Carla Denyer makes history as Bristol’s first Green MP

By Alex Seabrook, Local Democracy Reporting Service

Carla Denyer has made history by being elected at  Bristol’s first Green MP. 

She won the seat in the general election on July 4 from Labour’s Thangam Debbonaire, who had been tipped for a position at the heart of the new Labour government.

Throughout the campaign, the contest had been said to be close, but the result saw Ms Denyer, co-leader of the Green Party, take 56.6 per cent of the votes, more than 20 points ahead of Labour who won 32.6 per cent. Trailing far behind were the Conservatives in third, followed by Reform UK, the Liberal Democrats and finally the Party of Women.

The win marks part of a seismic shift in support for the Greens both in Bristol and across the country. In May, the Green Party took control of Bristol City Council, falling only two seats short of an absolute majority.

Ms Denyer, who stood down as a city councillor to concentrate on her Parliamentary ambition, said as the result was announced: “Bristol, you made history today. Together we elected our city’s first Green MP. I want to say a huge thank you to everyone who voted Green, I’m incredibly grateful that you put your trust in me. And to everyone who gave your vote to somebody else this time, I’m here for you, ready to listen to you and work hard for you too.

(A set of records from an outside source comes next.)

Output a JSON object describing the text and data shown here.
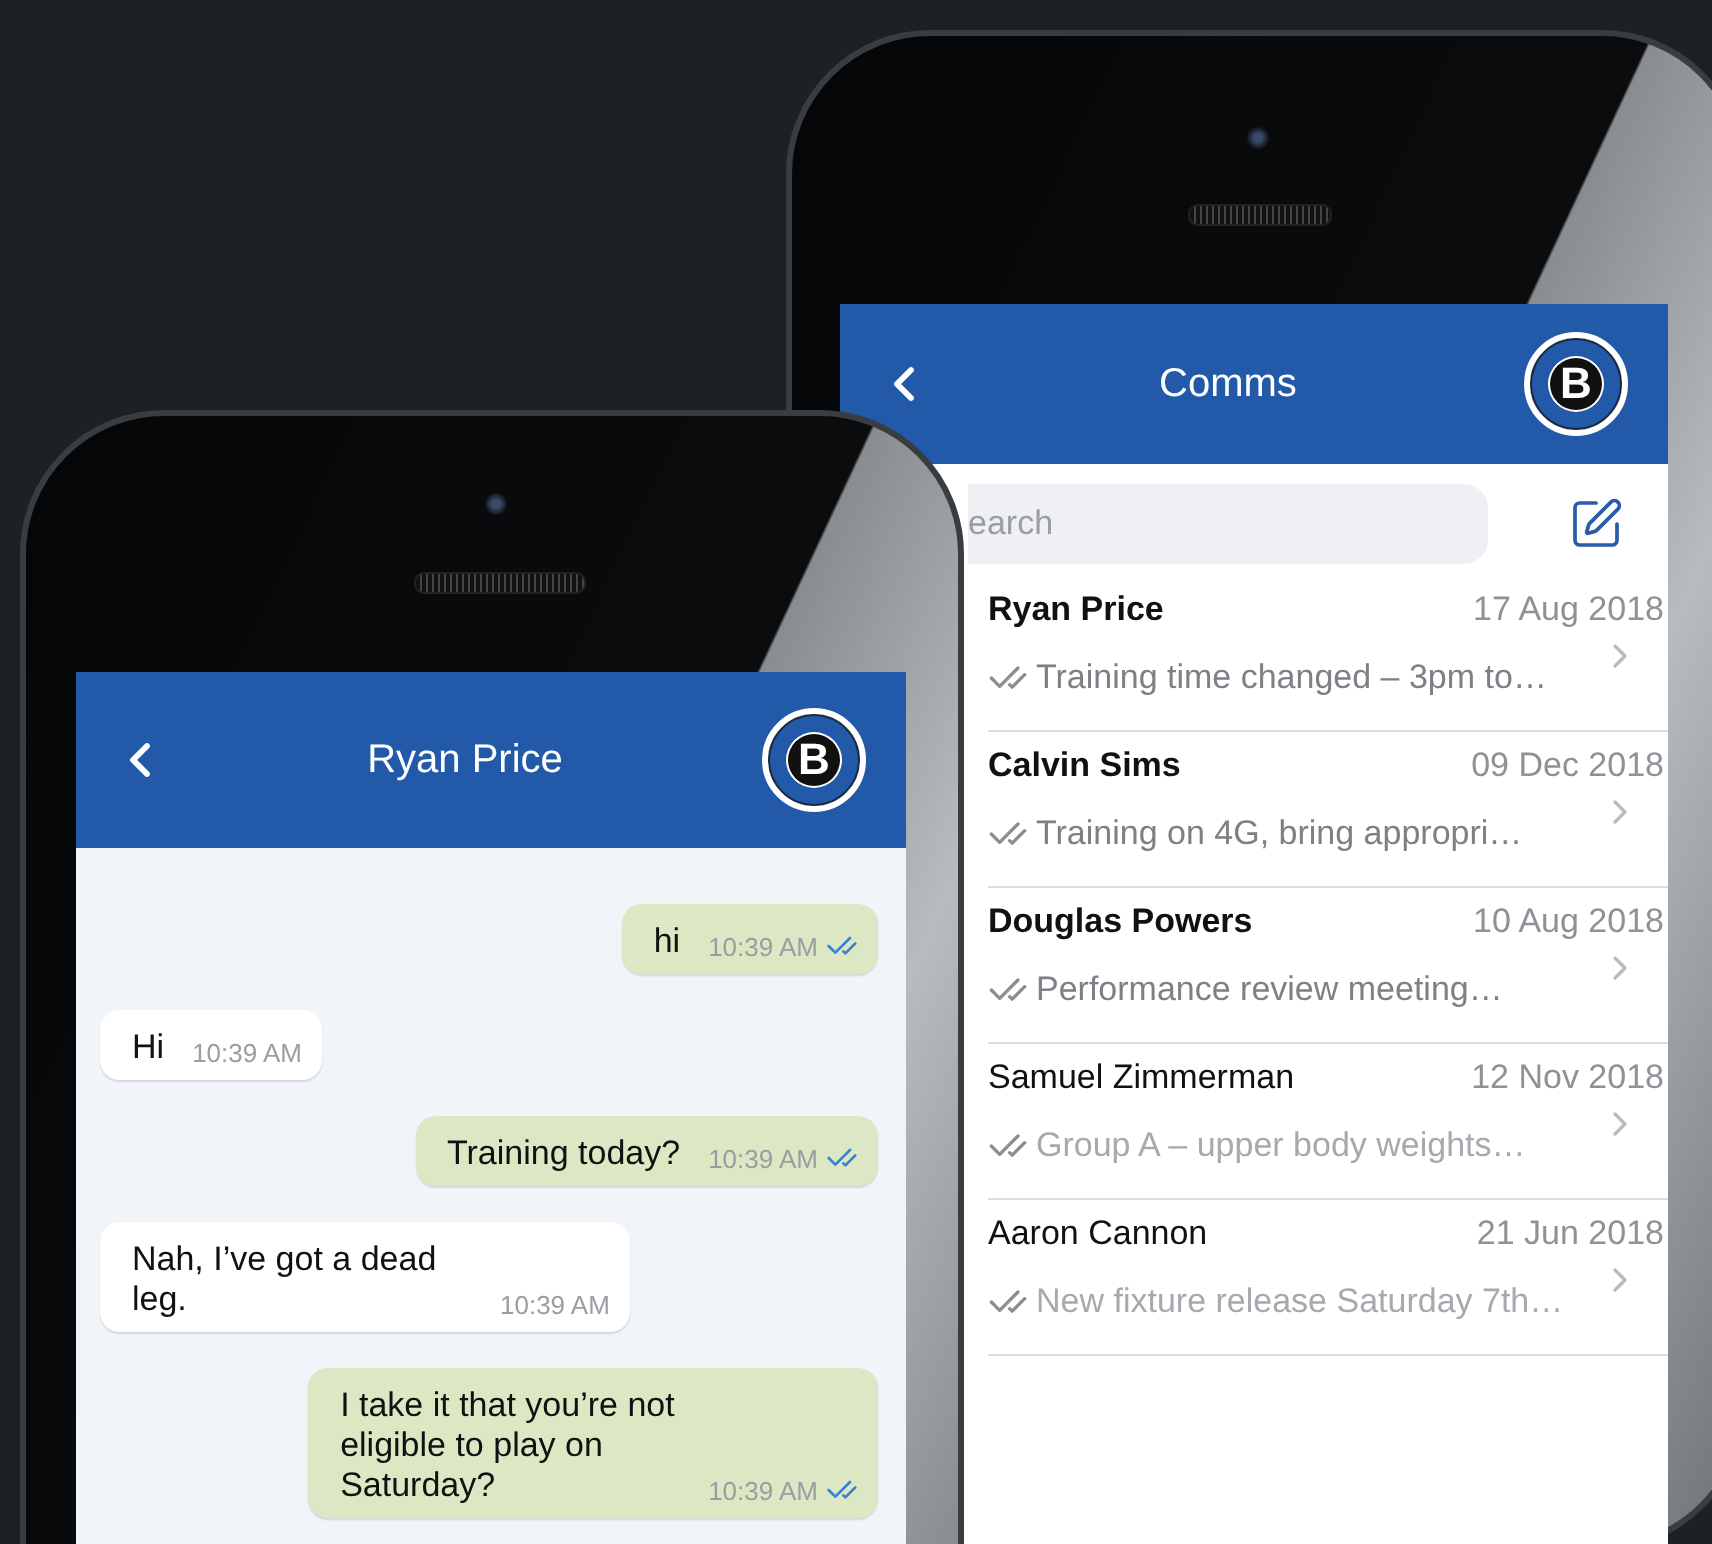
{
  "comms_screen": {
    "header": {
      "title": "Comms",
      "logo_letter": "B"
    },
    "search": {
      "placeholder": "earch"
    },
    "conversations": [
      {
        "name": "Ryan Price",
        "date": "17 Aug 2018",
        "preview": "Training time changed – 3pm to…",
        "unread": true
      },
      {
        "name": "Calvin Sims",
        "date": "09 Dec 2018",
        "preview": "Training on 4G, bring appropri…",
        "unread": true
      },
      {
        "name": "Douglas Powers",
        "date": "10 Aug 2018",
        "preview": "Performance review meeting…",
        "unread": true
      },
      {
        "name": "Samuel Zimmerman",
        "date": "12 Nov 2018",
        "preview": "Group A – upper body weights…",
        "unread": false
      },
      {
        "name": "Aaron Cannon",
        "date": "21 Jun 2018",
        "preview": "New fixture release Saturday 7th…",
        "unread": false
      }
    ]
  },
  "chat_screen": {
    "header": {
      "title": "Ryan Price",
      "logo_letter": "B"
    },
    "messages": [
      {
        "kind": "outgoing",
        "text": "hi",
        "time": "10:39 AM",
        "read": true
      },
      {
        "kind": "incoming",
        "text": "Hi",
        "time": "10:39 AM"
      },
      {
        "kind": "outgoing",
        "text": "Training today?",
        "time": "10:39 AM",
        "read": true
      },
      {
        "kind": "incoming",
        "text": "Nah, I’ve got a dead leg.",
        "time": "10:39 AM"
      },
      {
        "kind": "outgoing",
        "text": "I take it that you’re not eligible to play on Saturday?",
        "time": "10:39 AM",
        "read": true
      }
    ]
  }
}
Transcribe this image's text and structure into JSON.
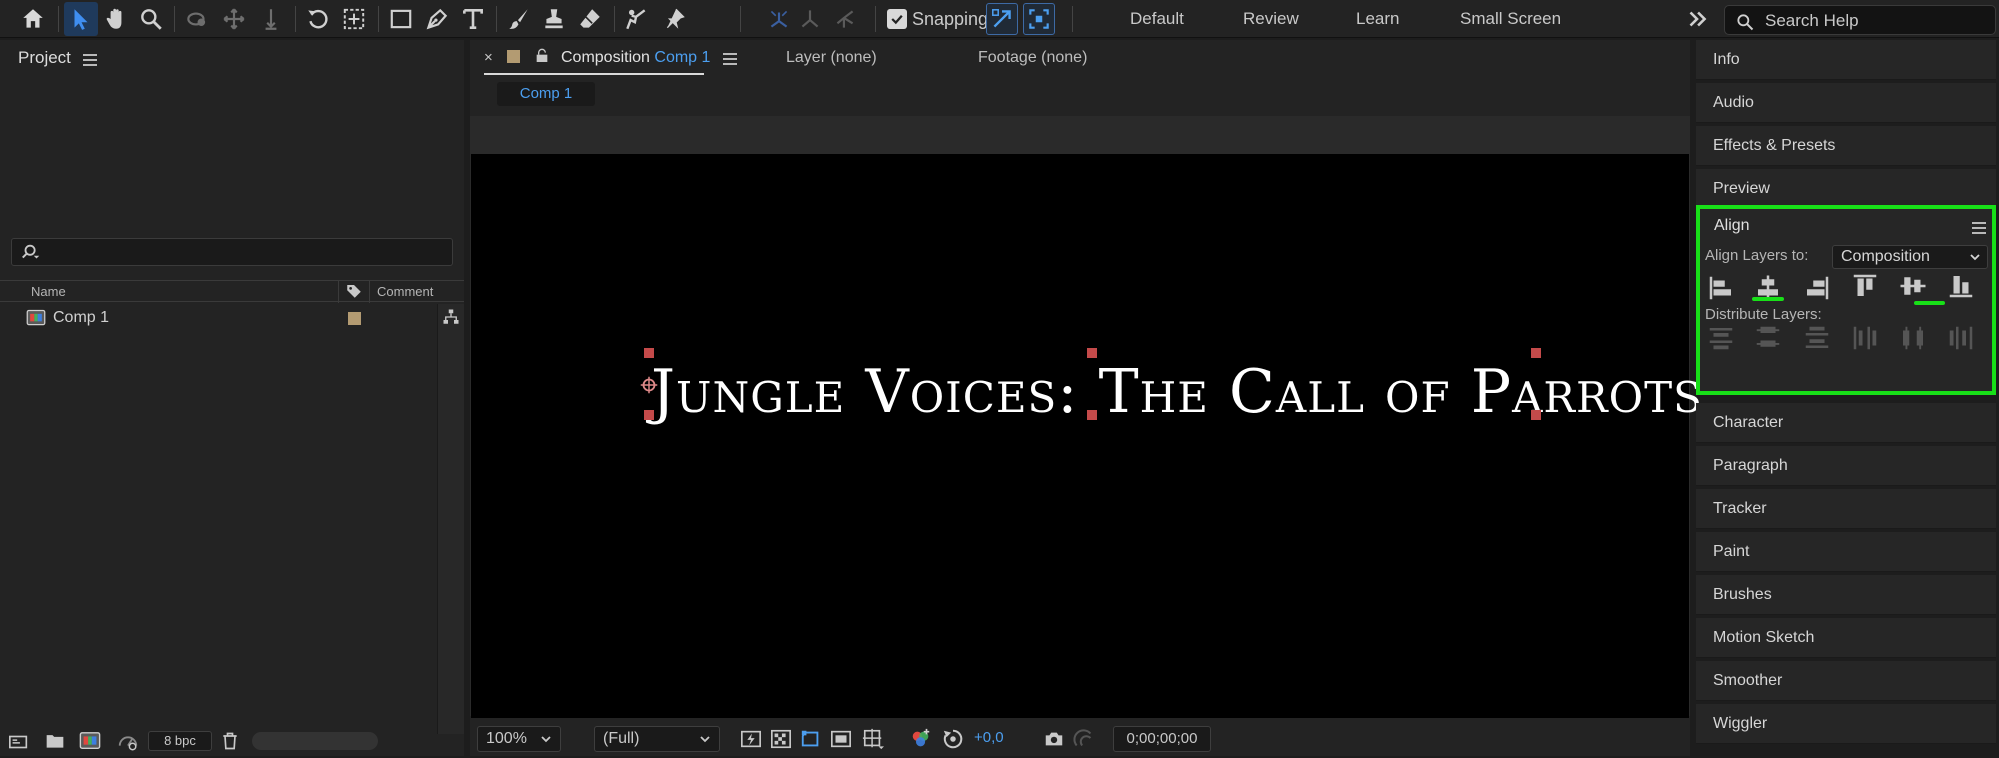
{
  "toolbar": {
    "tools": [
      {
        "name": "home-icon"
      },
      {
        "name": "selection-tool-icon",
        "selected": true
      },
      {
        "name": "hand-tool-icon"
      },
      {
        "name": "zoom-tool-icon"
      },
      {
        "name": "orbit-camera-icon"
      },
      {
        "name": "pan-camera-icon"
      },
      {
        "name": "dolly-camera-icon"
      },
      {
        "name": "rotation-tool-icon"
      },
      {
        "name": "pan-behind-icon"
      },
      {
        "name": "rectangle-tool-icon"
      },
      {
        "name": "pen-tool-icon"
      },
      {
        "name": "type-tool-icon"
      },
      {
        "name": "brush-tool-icon"
      },
      {
        "name": "clone-stamp-icon"
      },
      {
        "name": "eraser-tool-icon"
      },
      {
        "name": "roto-brush-icon"
      },
      {
        "name": "puppet-pin-icon"
      }
    ],
    "snapping_label": "Snapping",
    "snapping_checked": true,
    "workspaces": [
      "Default",
      "Review",
      "Learn",
      "Small Screen"
    ],
    "search_placeholder": "Search Help"
  },
  "project": {
    "title": "Project",
    "columns": {
      "name": "Name",
      "comment": "Comment"
    },
    "items": [
      {
        "name": "Comp 1",
        "label_color": "#b39b72"
      }
    ],
    "bpc": "8 bpc"
  },
  "composition": {
    "tab_prefix": "Composition",
    "tab_comp": "Comp 1",
    "layer_tab": "Layer (none)",
    "footage_tab": "Footage (none)",
    "active_comp": "Comp 1",
    "title_text": "Jungle Voices: The Call of Parrots",
    "zoom": "100%",
    "resolution": "(Full)",
    "exposure": "+0,0",
    "timecode": "0;00;00;00"
  },
  "right_panels": {
    "top": [
      "Info",
      "Audio",
      "Effects & Presets",
      "Preview"
    ],
    "align": {
      "title": "Align",
      "align_to_label": "Align Layers to:",
      "align_to_value": "Composition",
      "distribute_label": "Distribute Layers:"
    },
    "bottom": [
      "Character",
      "Paragraph",
      "Tracker",
      "Paint",
      "Brushes",
      "Motion Sketch",
      "Smoother",
      "Wiggler"
    ]
  },
  "colors": {
    "accent_blue": "#4c9ff0",
    "highlight_green": "#18e018",
    "handle_red": "#c44a4a"
  }
}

“This incredible city has long had my heart and the warmth I have felt during this campaign has been truly humbling. I feel so privileged to have this opportunity to serve you and to ensure that the real hope that inspired so many people to vote Green is represented in Parliament. I can’t wait to get started.”

Bristol Central forms most of the former Bristol West constituency, which had been  held by Labour’s Ms Debbonaire since 2015. She had been tipped to become culture secretary in the new government.

Ms Debbonaire said: “Across the country people have voted for a Labour government and I couldn’t be prouder of my part in seeing that happen. Fourteen long years of chaos and division have finally come to an end.

“With a Labour government, we’re going to get investment in renewable energy, we’re going to bring down hospital waiting times, we’re going to put more teachers back into schools. And I couldn’t be prouder of the fact that creativity will be put back into the heart of every child’s education.”

Ms Denyer received 24,539 votes, while Ms Debbonaire received 14,132 votes. The Conservative candidate, Samuel Williams, received 1,998 votes and 4.6 per cent. The Reform UK candidate, Robert Clarke, received 1,338 votes and 3.1 per cent.

The Liberal Democrat candidate, Nicholas Coombes, received 1,162 votes and 2.7 per cent. The Party of Women candidate, Kellie-Jay Keen, a prominent anti-trans campaigner, received only 196 votes and just half a per cent. The turnout was 69.4 per cent.